I heard choreographer Mia Michaels
say that she feels like she is going to throw up
every time her choreography is performed.
She went on to say that it is that type of excitment
mixed with fear that keeps her striving to
produce her best work.
I love it when experts in their field are transparent enough
to admit that they are scared to death of not being able to
perform to their highest ability.
So many times, I just assume that at that level,
they have it down.
Nothing really rattles them and they can
fully trust their own ability to knock it out
of the park every single time.
It's nice to know that even with that kind of success,
the butterflies still flutter against their confidence
and keeps them running from failure.
I am fully aware that one never gets there.
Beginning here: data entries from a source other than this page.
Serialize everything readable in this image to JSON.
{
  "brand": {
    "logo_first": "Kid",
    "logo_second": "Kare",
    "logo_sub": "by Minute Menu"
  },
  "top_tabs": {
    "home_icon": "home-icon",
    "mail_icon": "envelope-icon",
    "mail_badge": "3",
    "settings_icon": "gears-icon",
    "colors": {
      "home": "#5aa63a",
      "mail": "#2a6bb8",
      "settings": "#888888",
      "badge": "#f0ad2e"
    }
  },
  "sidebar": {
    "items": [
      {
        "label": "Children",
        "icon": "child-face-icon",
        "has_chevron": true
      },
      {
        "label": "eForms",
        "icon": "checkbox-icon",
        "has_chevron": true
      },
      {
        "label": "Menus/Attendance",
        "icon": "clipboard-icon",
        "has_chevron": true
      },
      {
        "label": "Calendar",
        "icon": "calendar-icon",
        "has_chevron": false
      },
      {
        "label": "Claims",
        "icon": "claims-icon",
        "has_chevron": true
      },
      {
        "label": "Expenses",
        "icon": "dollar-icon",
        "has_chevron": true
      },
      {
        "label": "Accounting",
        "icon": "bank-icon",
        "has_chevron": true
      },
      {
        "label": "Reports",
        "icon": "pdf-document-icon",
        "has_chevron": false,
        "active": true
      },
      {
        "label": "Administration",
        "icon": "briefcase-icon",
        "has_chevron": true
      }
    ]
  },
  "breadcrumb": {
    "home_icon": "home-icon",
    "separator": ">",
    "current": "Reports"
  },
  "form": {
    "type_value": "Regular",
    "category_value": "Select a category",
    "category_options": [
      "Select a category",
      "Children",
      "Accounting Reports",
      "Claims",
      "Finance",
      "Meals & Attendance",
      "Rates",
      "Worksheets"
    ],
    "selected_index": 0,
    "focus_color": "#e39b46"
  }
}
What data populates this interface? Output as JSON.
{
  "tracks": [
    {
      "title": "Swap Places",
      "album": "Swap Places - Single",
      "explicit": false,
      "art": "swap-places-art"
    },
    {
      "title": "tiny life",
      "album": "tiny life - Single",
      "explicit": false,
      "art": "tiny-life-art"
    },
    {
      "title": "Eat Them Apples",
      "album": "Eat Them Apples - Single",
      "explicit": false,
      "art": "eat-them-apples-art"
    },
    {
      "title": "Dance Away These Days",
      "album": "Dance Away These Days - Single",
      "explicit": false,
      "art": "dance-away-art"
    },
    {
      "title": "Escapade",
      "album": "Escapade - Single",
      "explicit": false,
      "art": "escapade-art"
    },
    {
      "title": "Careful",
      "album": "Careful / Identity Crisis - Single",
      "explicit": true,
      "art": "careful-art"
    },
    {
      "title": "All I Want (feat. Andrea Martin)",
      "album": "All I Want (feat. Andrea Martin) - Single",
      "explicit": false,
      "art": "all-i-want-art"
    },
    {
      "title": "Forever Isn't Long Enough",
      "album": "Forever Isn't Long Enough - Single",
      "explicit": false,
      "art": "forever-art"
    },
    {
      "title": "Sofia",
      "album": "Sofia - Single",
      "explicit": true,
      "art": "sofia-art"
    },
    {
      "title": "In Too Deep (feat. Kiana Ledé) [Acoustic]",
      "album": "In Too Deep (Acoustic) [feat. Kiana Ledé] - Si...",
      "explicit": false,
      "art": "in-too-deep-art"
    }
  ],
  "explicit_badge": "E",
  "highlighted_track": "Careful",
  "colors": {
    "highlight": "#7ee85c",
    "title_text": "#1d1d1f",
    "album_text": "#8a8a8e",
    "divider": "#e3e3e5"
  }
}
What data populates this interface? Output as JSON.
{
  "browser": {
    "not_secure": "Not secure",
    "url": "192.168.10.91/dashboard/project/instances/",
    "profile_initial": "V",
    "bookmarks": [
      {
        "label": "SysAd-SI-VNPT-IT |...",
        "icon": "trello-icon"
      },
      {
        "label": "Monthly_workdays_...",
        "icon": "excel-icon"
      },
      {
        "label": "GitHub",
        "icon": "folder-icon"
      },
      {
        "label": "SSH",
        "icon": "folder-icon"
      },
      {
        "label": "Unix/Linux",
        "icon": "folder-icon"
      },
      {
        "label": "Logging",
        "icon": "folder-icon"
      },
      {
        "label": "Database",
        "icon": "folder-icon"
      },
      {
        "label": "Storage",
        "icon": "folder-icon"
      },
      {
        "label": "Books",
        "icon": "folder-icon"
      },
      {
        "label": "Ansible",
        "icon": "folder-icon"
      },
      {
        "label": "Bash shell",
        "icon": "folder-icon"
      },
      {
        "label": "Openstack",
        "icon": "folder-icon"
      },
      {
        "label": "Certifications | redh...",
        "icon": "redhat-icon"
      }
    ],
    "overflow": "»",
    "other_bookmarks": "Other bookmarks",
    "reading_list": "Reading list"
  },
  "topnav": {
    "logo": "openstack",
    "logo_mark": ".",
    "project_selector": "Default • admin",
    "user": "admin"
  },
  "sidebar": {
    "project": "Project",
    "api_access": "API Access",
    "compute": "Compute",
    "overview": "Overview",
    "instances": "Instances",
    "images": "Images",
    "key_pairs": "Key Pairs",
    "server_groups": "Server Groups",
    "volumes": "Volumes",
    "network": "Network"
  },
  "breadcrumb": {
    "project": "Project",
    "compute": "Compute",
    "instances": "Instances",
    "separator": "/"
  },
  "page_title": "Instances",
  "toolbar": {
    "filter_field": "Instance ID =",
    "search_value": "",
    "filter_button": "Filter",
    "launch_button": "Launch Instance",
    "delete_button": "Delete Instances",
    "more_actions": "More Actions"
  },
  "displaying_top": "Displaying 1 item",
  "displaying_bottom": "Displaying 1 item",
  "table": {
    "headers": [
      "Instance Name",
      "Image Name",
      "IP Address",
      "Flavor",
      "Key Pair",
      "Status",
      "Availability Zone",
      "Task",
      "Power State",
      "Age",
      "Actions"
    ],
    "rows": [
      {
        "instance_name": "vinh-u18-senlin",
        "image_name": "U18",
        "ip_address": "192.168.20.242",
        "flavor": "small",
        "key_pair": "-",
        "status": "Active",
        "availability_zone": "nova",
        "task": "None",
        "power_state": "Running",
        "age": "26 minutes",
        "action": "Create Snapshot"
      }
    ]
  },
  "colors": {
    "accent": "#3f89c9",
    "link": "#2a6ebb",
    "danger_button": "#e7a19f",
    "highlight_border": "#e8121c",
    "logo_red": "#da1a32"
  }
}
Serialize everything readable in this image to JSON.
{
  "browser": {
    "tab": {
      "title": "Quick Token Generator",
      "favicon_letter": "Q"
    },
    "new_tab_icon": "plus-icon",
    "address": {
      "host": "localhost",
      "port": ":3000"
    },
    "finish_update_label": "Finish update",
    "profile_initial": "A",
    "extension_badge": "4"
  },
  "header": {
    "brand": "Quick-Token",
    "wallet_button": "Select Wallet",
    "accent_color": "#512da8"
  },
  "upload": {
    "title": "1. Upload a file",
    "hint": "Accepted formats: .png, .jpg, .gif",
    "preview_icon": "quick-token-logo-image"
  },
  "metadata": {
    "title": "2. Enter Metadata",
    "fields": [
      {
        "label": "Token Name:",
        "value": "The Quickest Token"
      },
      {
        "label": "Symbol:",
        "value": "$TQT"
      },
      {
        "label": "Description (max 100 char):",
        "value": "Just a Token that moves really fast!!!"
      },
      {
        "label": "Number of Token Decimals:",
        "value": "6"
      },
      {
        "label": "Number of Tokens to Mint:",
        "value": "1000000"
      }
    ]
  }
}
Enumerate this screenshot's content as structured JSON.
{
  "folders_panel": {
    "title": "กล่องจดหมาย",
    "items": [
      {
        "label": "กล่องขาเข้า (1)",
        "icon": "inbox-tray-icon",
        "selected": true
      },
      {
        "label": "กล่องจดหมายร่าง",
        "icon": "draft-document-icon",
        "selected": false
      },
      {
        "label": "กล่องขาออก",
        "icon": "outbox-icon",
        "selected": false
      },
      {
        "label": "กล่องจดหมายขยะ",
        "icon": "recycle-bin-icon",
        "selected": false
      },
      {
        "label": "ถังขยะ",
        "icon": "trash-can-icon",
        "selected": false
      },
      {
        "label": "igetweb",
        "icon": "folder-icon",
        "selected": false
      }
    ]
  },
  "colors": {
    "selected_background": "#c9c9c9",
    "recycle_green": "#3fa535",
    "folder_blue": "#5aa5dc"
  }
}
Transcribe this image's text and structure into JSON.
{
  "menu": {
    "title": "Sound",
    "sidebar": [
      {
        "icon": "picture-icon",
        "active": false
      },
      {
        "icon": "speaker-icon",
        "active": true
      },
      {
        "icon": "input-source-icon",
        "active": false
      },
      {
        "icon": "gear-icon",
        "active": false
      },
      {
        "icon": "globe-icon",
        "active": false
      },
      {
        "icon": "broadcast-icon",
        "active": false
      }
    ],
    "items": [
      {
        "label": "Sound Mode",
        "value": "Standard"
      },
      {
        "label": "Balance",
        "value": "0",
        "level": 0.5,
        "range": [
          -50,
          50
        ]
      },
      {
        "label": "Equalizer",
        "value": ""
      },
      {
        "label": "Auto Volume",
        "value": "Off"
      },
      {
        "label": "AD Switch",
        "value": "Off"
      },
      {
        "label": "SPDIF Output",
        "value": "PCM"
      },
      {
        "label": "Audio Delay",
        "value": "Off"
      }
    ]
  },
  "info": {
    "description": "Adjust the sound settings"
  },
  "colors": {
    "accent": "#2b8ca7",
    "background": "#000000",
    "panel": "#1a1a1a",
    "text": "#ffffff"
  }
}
If one is truely striving for the highest,
they never really get to the place
where they feel completely comfortable.
And if they do,
maybe its time to move on.
It is the very presence of those butterflies,
that lump in your throat,
that worry that you will fall short,
that keeps you pushing toward your own personal best.
So how does all of this apply to me and the
gorgeous wedding photos I've posted here?
The butterflies totally got me.
They almost won too,
but very recently,
I decided to use them to better myself
instead of taking their fluttering as a sign that I will never be as
good as I think I should be,
and should just quit before I embarrass myself,
or worse yet, disappoint someone.
I turned down four weddings in the past year because
of those butterflies.
Ironically, weddings, especially destination weddings,
is something that I see David and I
doing together in the future,
and yet it is the thing I am most afraid of.
I have never shot a wedding on my own.
It has never been my responsibility to get
"the shot", or to make sure
that the wedding couple's story is told
beautifully though my eyes.
I've been a second shooter a few times,
but for very small weddings of friends.
So, when Carmen called me,
the first thing I wanted to say was,
"I'm not very good. Are you sure you want me?"
But instead, I swallowed all that fear
and acted like I knew what I was doing.
When she told me that it would be a backyard wedding,
I knew that I had a chance because natural light
is clearly my thing.
When she told me that she was looking for a
journalistic style of wedding photography,
I knew that my chances of success were getting better
Maybe I really can do this!
I decided to just feel my way through the whole day
and finally face the fear of failure by
jumping right in to what scared me the most.
That doesn't mean I didn't worry myself to death over it
and spend hours researching new information
and re-reading things I already knew.
It just means that I relied heavily on what I know.
Photography is emotional.
For me it is 90% feeling and 10% techincal.
I know what I think is beautiful.
I know what moments will be cherished 50 years from now
and I know how to capture that.
That's all I needed.
It didn't matter that it was the absolute
brightest day of the year...
and hottest too!
It didn't matter that I don't have the latest and greatest
All that mattered was that I poured my heart and soul
into telling the story of Carmen and Sonny's
special day in the most beautiful way
I knew how to do.
And that I was brave enough to do it.
David was my second shooter.
He's been working with my d50 for about a year
and is quite good at it.
He was such an asset to me that day.
I'm so proud of him for stepping out of his
comfort zone and getting some awesome shots,
including the one below!
I love how he framed Carmen and Sonny
and captured the expression on her face.
Thank you Carmen and Sonny for having
more confidence in me in the beginning than I had
David and I wish you many, many years of happiness!!